On more than one occasion, on guided fishing trips, I've found myself in the boat with another angler that seems to have arrived at the water determined not to listen to our guide. It's never clear why. Maybe the angler thinks he knows better than the guide. Perhaps he simply has a problem with authority. Whatever the case, by the end of the day, it is always abundantly clear that the angler has done little more than sabotage his or her own day. Almost without exception, your guide knows best. For a myriad of reasons, when heading out on a guided trip, being an attentive and compliant angler will not only improve your day but will likely improve your angling as a whole.

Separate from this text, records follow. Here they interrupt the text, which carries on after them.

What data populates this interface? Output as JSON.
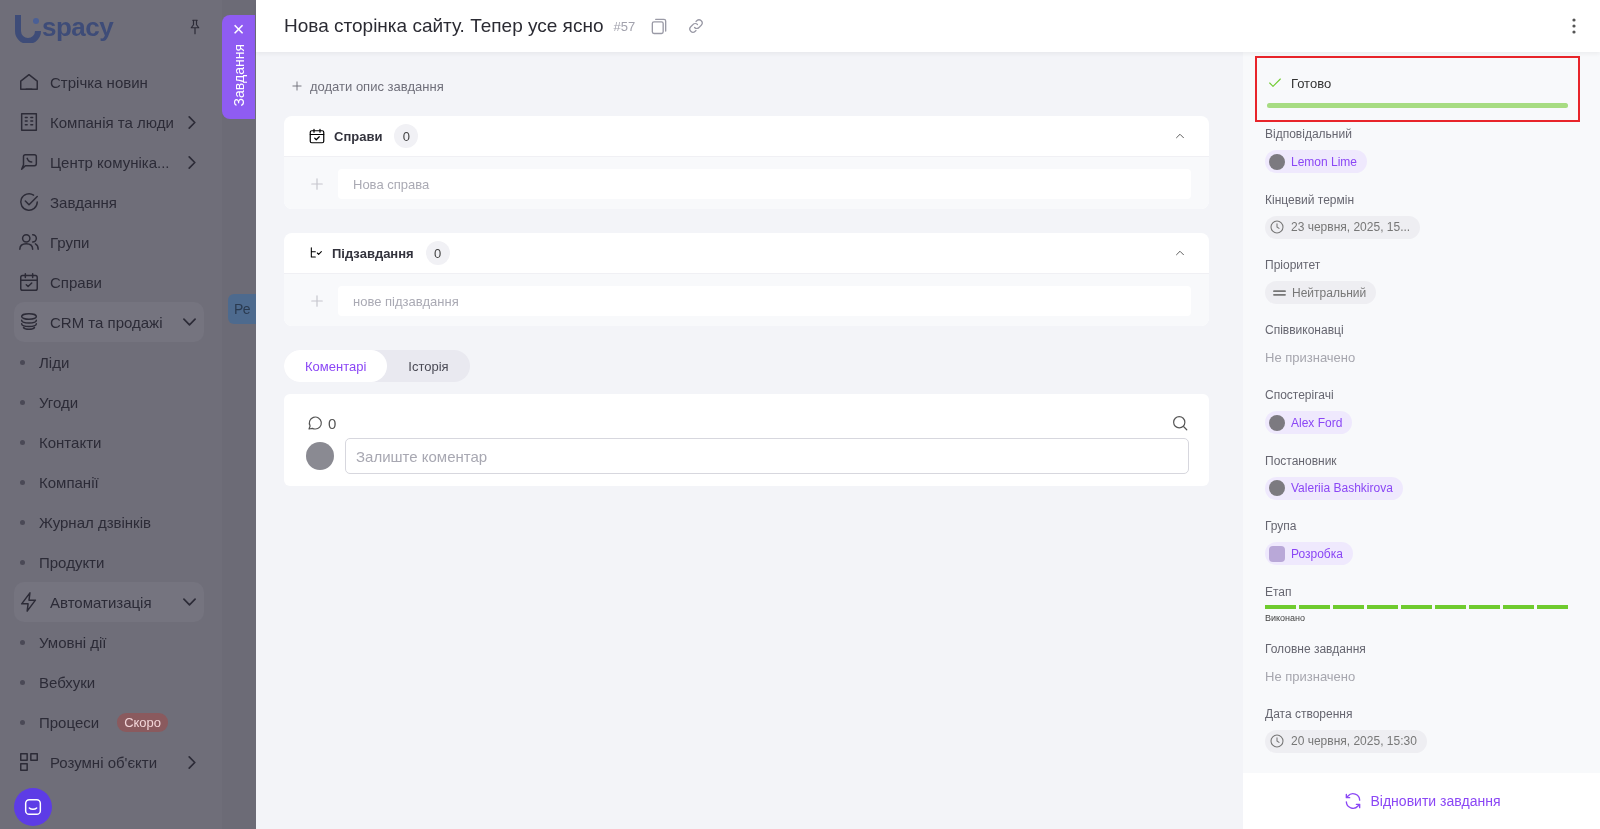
{
  "sidebar": {
    "logo": "spacy",
    "items": [
      {
        "label": "Стрічка новин",
        "kind": "home"
      },
      {
        "label": "Компанія та люди",
        "kind": "building",
        "expanded": false
      },
      {
        "label": "Центр комуніка...",
        "kind": "chat",
        "expanded": false
      },
      {
        "label": "Завдання",
        "kind": "check"
      },
      {
        "label": "Групи",
        "kind": "people"
      },
      {
        "label": "Справи",
        "kind": "calendar"
      },
      {
        "label": "CRM та продажі",
        "kind": "coins",
        "expanded": true,
        "children": [
          {
            "label": "Ліди"
          },
          {
            "label": "Угоди"
          },
          {
            "label": "Контакти"
          },
          {
            "label": "Компанії"
          },
          {
            "label": "Журнал дзвінків"
          },
          {
            "label": "Продукти"
          }
        ]
      },
      {
        "label": "Автоматизація",
        "kind": "bolt",
        "expanded": true,
        "children": [
          {
            "label": "Умовні дії"
          },
          {
            "label": "Вебхуки"
          },
          {
            "label": "Процеси",
            "badge": "Скоро"
          }
        ]
      },
      {
        "label": "Розумні об'єкти",
        "kind": "grid",
        "expanded": false
      }
    ]
  },
  "background_button": "Ре",
  "panel_tab": {
    "label": "Завдання",
    "close": "×"
  },
  "header": {
    "title": "Нова сторінка сайту. Тепер усе ясно",
    "number": "#57"
  },
  "add_description": "додати опис завдання",
  "sections": [
    {
      "kind": "activities",
      "title": "Справи",
      "count": "0",
      "expanded": true,
      "placeholder": "Нова справа"
    },
    {
      "kind": "subtasks",
      "title": "Підзавдання",
      "count": "0",
      "expanded": true,
      "placeholder": "нове підзавдання"
    }
  ],
  "tabs": [
    {
      "label": "Коментарі",
      "selected": true
    },
    {
      "label": "Історія",
      "selected": false
    }
  ],
  "comments": {
    "count": "0",
    "placeholder": "Залиште коментар"
  },
  "status": {
    "label": "Готово",
    "level": 1,
    "highlighted": true
  },
  "fields": [
    {
      "kind": "person",
      "label": "Відповідальний",
      "value": "Lemon Lime"
    },
    {
      "kind": "date",
      "label": "Кінцевий термін",
      "value": "23 червня, 2025, 15..."
    },
    {
      "kind": "priority",
      "label": "Пріоритет",
      "value": "Нейтральний"
    },
    {
      "kind": "empty",
      "label": "Співвиконавці",
      "value": "Не призначено"
    },
    {
      "kind": "person",
      "label": "Спостерігачі",
      "value": "Alex Ford"
    },
    {
      "kind": "person",
      "label": "Постановник",
      "value": "Valeriia Bashkirova"
    },
    {
      "kind": "group",
      "label": "Група",
      "value": "Розробка"
    },
    {
      "kind": "stage",
      "label": "Етап",
      "value": "Виконано",
      "level": 1
    },
    {
      "kind": "empty",
      "label": "Головне завдання",
      "value": "Не призначено"
    },
    {
      "kind": "date",
      "label": "Дата створення",
      "value": "20 червня, 2025, 15:30"
    }
  ],
  "restore_button": "Відновити завдання"
}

Guide Paul Samycia shows off a pretty, pepper-spotted cutthroat trout from the Elk River near Fernie, BC.
Unless you're a local expert on the stream, river or flats you're about to embark upon, your guide spends a ridiculously greater amount of time on said water than you do. The guide knows the riffles and runs, the way minor changes in conditions from day to day affect the fishing, the best tactics for certain spots and times and so on.
Earlier this year, while fishing the Elk River in British Columbia, our guide -- and owner of Fernie's Elk River Guiding Company -- Paul Samycia parked our driftboat in a small, slow back eddy that had formed alongside a torrid run. A long, heavy but relatively shallow riffle above was channeled by the narrowing streambanks where it dropped off a small spillover into a deep pool. The result was a 20 yard stretch of heavy rapids that I'd scarcely have thought to throw a nymph or streamer into, thanks to the ripping flows. As I peered out at the deep, emerald water, Paul handed my rod back to me with a small ant -- probably size 18 -- tied to the end of the line.